The bottom line here is: Clearly there were solutions to this public-enraging problem, and for every grievance, there could have been another compromise. The problem is that the NYRRC is a gloriously dysfunctional club and has been since the departure of Allan Steinfeld. Fred Lebow and his friends were PR masters. Mary Wittenberg and her cronies are PR disasters. One need only to look at the no-baggage fiasco earlier this year that bears witness to this truth.

The real truth, however, is that the fate of 47,000 runners on a planet housing 7,000,000,000 people matters very little. What does matter to most of the world's inhabitants is power. Power itself powers the world, and I'd rather, at this point, offer opinions on the matter, because they matter more.

Why does power travel over land in suburbia when it works perfectly well underground in metro areas? If you're worried about erosion and corrosion, well, would you rather have the situation we have now in Northern Jersey?
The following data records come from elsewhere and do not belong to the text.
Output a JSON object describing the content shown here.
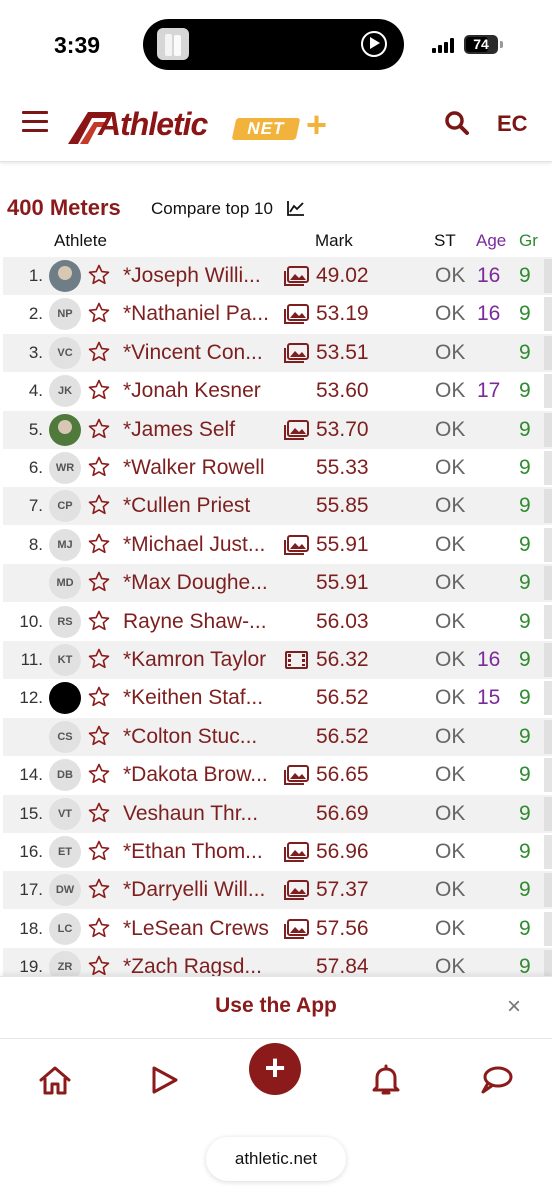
{
  "status_bar": {
    "time": "3:39",
    "battery": "74"
  },
  "header": {
    "logo_text": "Athletic",
    "logo_net": "NET",
    "profile_initials": "EC",
    "brand_color": "#8b1a1a"
  },
  "section": {
    "title": "400 Meters",
    "compare_label": "Compare top 10"
  },
  "table": {
    "headers": {
      "athlete": "Athlete",
      "mark": "Mark",
      "st": "ST",
      "age": "Age",
      "gr": "Gr"
    },
    "rows": [
      {
        "rank": "1.",
        "initials": "",
        "name": "*Joseph Willi...",
        "mark": "49.02",
        "st": "OK",
        "age": "16",
        "gr": "9"
      },
      {
        "rank": "2.",
        "initials": "NP",
        "name": "*Nathaniel Pa...",
        "mark": "53.19",
        "st": "OK",
        "age": "16",
        "gr": "9"
      },
      {
        "rank": "3.",
        "initials": "VC",
        "name": "*Vincent Con...",
        "mark": "53.51",
        "st": "OK",
        "age": "",
        "gr": "9"
      },
      {
        "rank": "4.",
        "initials": "JK",
        "name": "*Jonah Kesner",
        "mark": "53.60",
        "st": "OK",
        "age": "17",
        "gr": "9"
      },
      {
        "rank": "5.",
        "initials": "",
        "name": "*James Self",
        "mark": "53.70",
        "st": "OK",
        "age": "",
        "gr": "9"
      },
      {
        "rank": "6.",
        "initials": "WR",
        "name": "*Walker Rowell",
        "mark": "55.33",
        "st": "OK",
        "age": "",
        "gr": "9"
      },
      {
        "rank": "7.",
        "initials": "CP",
        "name": "*Cullen Priest",
        "mark": "55.85",
        "st": "OK",
        "age": "",
        "gr": "9"
      },
      {
        "rank": "8.",
        "initials": "MJ",
        "name": "*Michael Just...",
        "mark": "55.91",
        "st": "OK",
        "age": "",
        "gr": "9"
      },
      {
        "rank": "",
        "initials": "MD",
        "name": "*Max Doughe...",
        "mark": "55.91",
        "st": "OK",
        "age": "",
        "gr": "9"
      },
      {
        "rank": "10.",
        "initials": "RS",
        "name": "Rayne Shaw-...",
        "mark": "56.03",
        "st": "OK",
        "age": "",
        "gr": "9"
      },
      {
        "rank": "11.",
        "initials": "KT",
        "name": "*Kamron Taylor",
        "mark": "56.32",
        "st": "OK",
        "age": "16",
        "gr": "9"
      },
      {
        "rank": "12.",
        "initials": "",
        "name": "*Keithen Staf...",
        "mark": "56.52",
        "st": "OK",
        "age": "15",
        "gr": "9"
      },
      {
        "rank": "",
        "initials": "CS",
        "name": "*Colton Stuc...",
        "mark": "56.52",
        "st": "OK",
        "age": "",
        "gr": "9"
      },
      {
        "rank": "14.",
        "initials": "DB",
        "name": "*Dakota Brow...",
        "mark": "56.65",
        "st": "OK",
        "age": "",
        "gr": "9"
      },
      {
        "rank": "15.",
        "initials": "VT",
        "name": "Veshaun Thr...",
        "mark": "56.69",
        "st": "OK",
        "age": "",
        "gr": "9"
      },
      {
        "rank": "16.",
        "initials": "ET",
        "name": "*Ethan Thom...",
        "mark": "56.96",
        "st": "OK",
        "age": "",
        "gr": "9"
      },
      {
        "rank": "17.",
        "initials": "DW",
        "name": "*Darryelli Will...",
        "mark": "57.37",
        "st": "OK",
        "age": "",
        "gr": "9"
      },
      {
        "rank": "18.",
        "initials": "LC",
        "name": "*LeSean Crews",
        "mark": "57.56",
        "st": "OK",
        "age": "",
        "gr": "9"
      },
      {
        "rank": "19.",
        "initials": "ZR",
        "name": "*Zach Ragsd...",
        "mark": "57.84",
        "st": "OK",
        "age": "",
        "gr": "9"
      }
    ]
  },
  "banner": {
    "text": "Use the App",
    "close": "×"
  },
  "tab_bar": {
    "add": "+"
  },
  "browser": {
    "url": "athletic.net"
  }
}
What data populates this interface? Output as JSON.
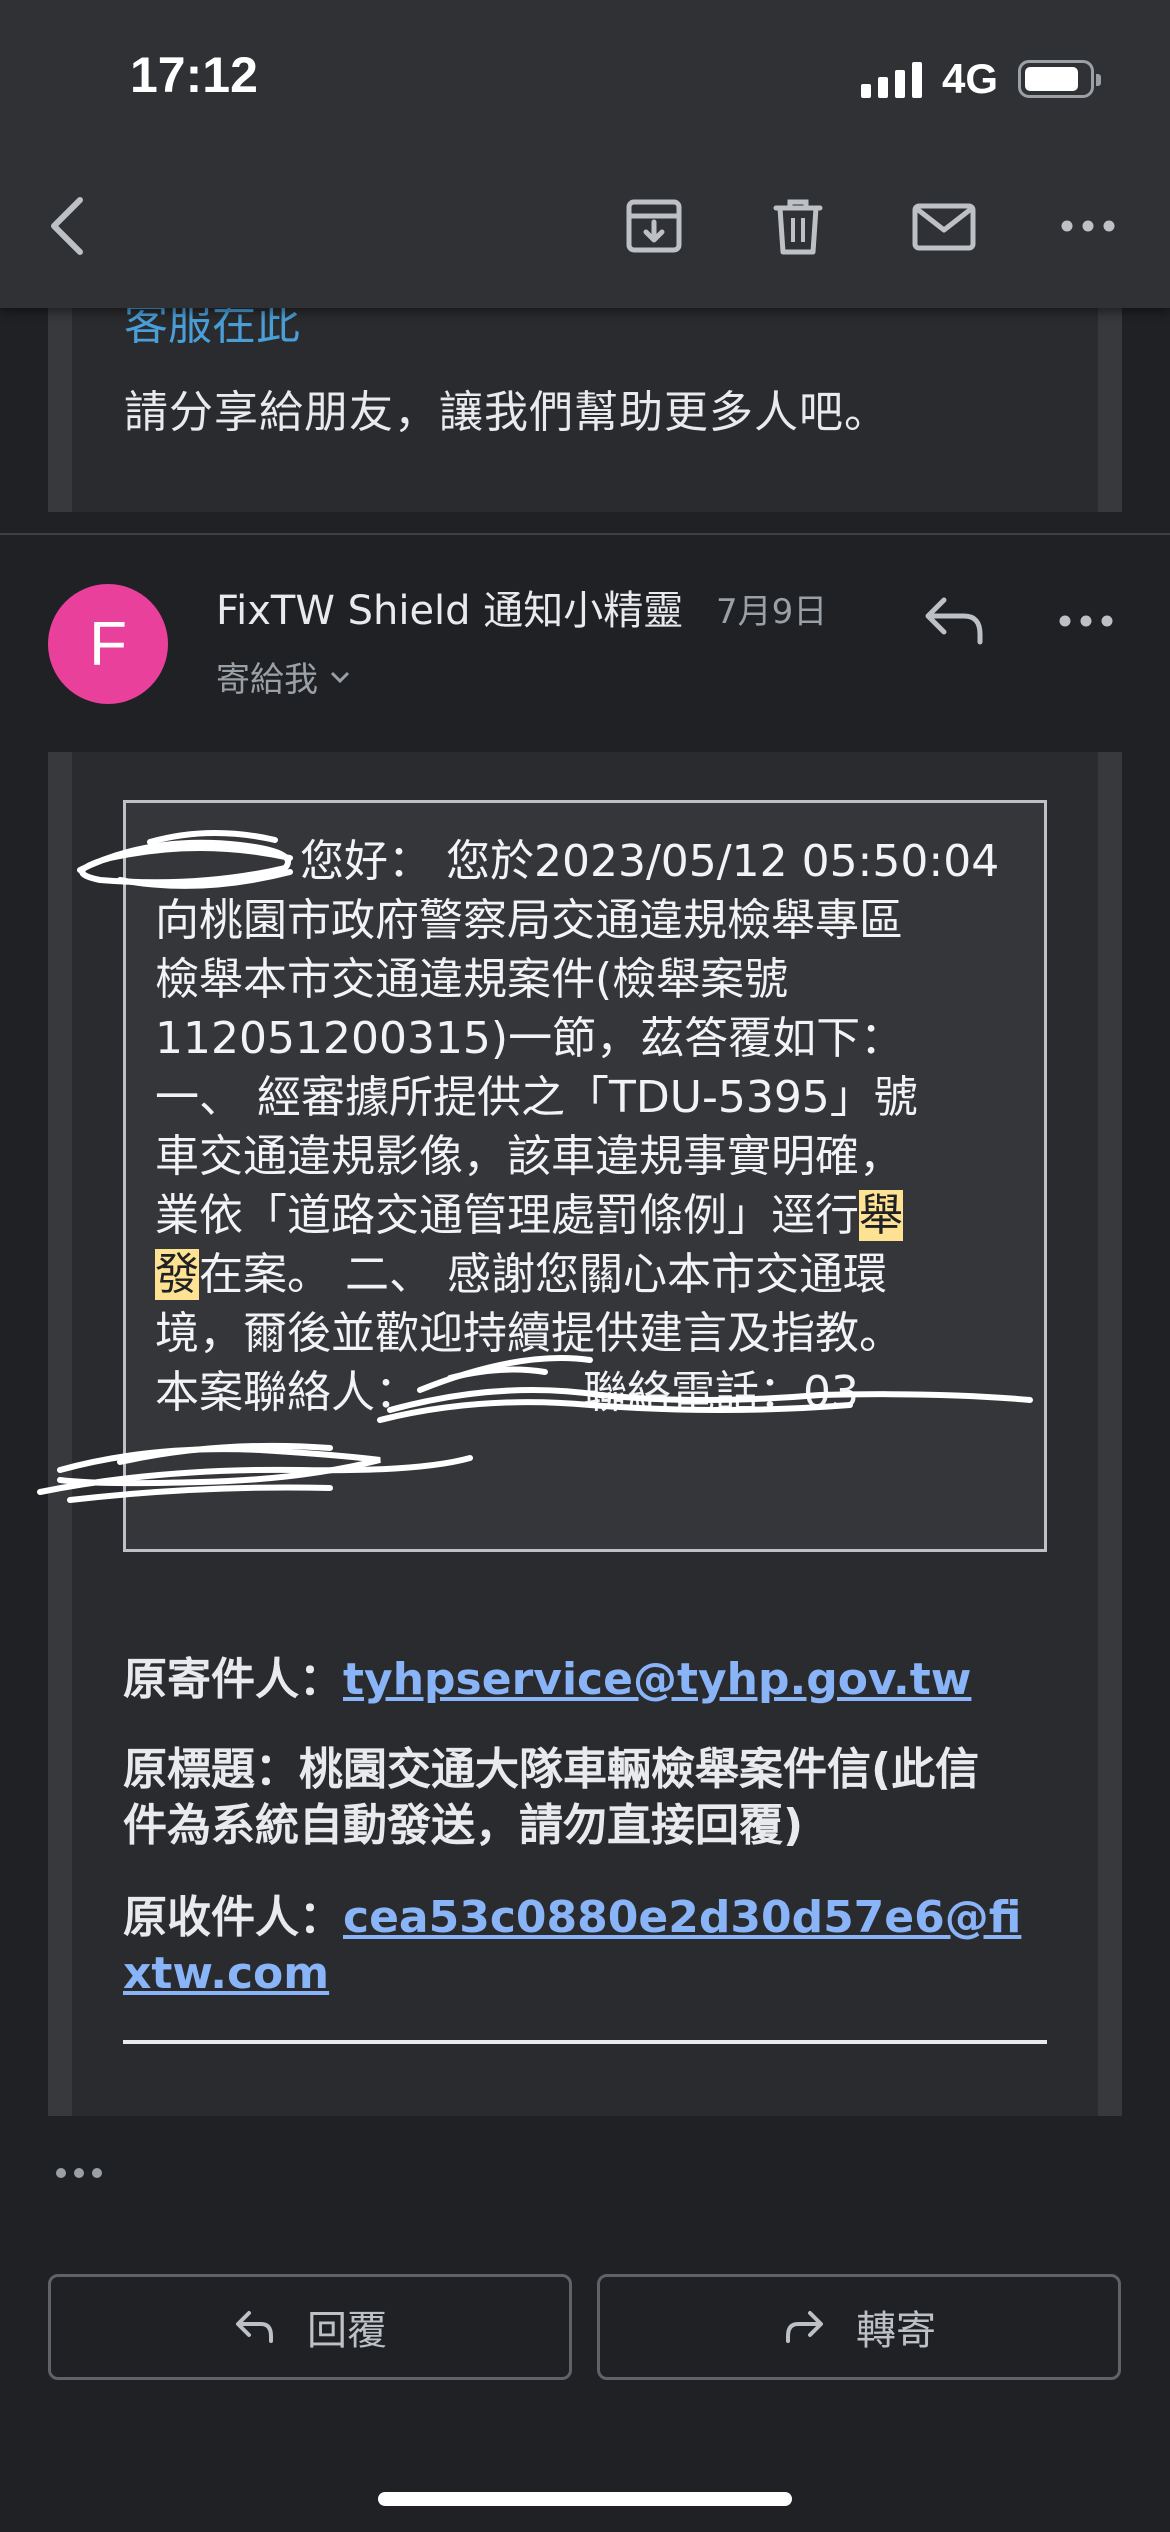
{
  "status_bar": {
    "time": "17:12",
    "network": "4G",
    "battery_level": 0.85,
    "signal_bars": 4
  },
  "toolbar": {
    "icons": [
      "back-arrow-icon",
      "archive-icon",
      "trash-icon",
      "mail-icon",
      "more-icon"
    ]
  },
  "previous_message": {
    "link_text": "客服在此",
    "share_text": "請分享給朋友，讓我們幫助更多人吧。"
  },
  "message": {
    "avatar_letter": "F",
    "avatar_color": "#e8409b",
    "sender": "FixTW Shield 通知小精靈",
    "date": "7月9日",
    "recipient_label": "寄給我",
    "body": {
      "line1": "您好： 您於2023/05/12 05:50:04",
      "line2": "向桃園市政府警察局交通違規檢舉專區",
      "line3": "檢舉本市交通違規案件(檢舉案號",
      "line4": "112051200315)一節，茲答覆如下：",
      "line5": "一、 經審據所提供之「TDU-5395」號",
      "line6": "車交通違規影像，該車違規事實明確，",
      "line7a": "業依「道路交通管理處罰條例」逕行",
      "line7hl": "舉",
      "line8hl": "發",
      "line8b": "在案。 二、 感謝您關心本市交通環",
      "line9": "境，爾後並歡迎持續提供建言及指教。",
      "line10a": "本案聯絡人：",
      "line10b": " 聯絡電話：03-"
    },
    "original_sender_label": "原寄件人：",
    "original_sender_email": "tyhpservice@tyhp.gov.tw",
    "original_subject_label": "原標題：",
    "original_subject": "桃園交通大隊車輛檢舉案件信(此信件為系統自動發送，請勿直接回覆)",
    "original_recipient_label": "原收件人：",
    "original_recipient_email": "cea53c0880e2d30d57e6@fixtw.com"
  },
  "actions": {
    "reply": "回覆",
    "forward": "轉寄"
  },
  "colors": {
    "background": "#202124",
    "link": "#8ab4f8",
    "highlight": "#fde293"
  }
}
Why are utility poles made of inflexible wood? Why aren't more pliant materials sought that might allow for some sway in the wind? Why aren't wires themselves constructed of flexible material? Why are power companies, as we speak, replacing everything that's broken with a functional version? Why isn't anything new being tried? Why is ConEdison not embarrassed by a lack of redundancy in the largest city in the United States? Why can't our homes be powered by giant "batteries"? Why have we not yet found a method for delivering power wirelessly? The Powermat is a start, and I celebrate its ingenuity, but we need to do better, now.

Unfortunately, I'm not a scientist, nor do I serve on the board of any power company or for that matter, NYRR.

I am, and have, been asked for my opinion, however.

So there you have it.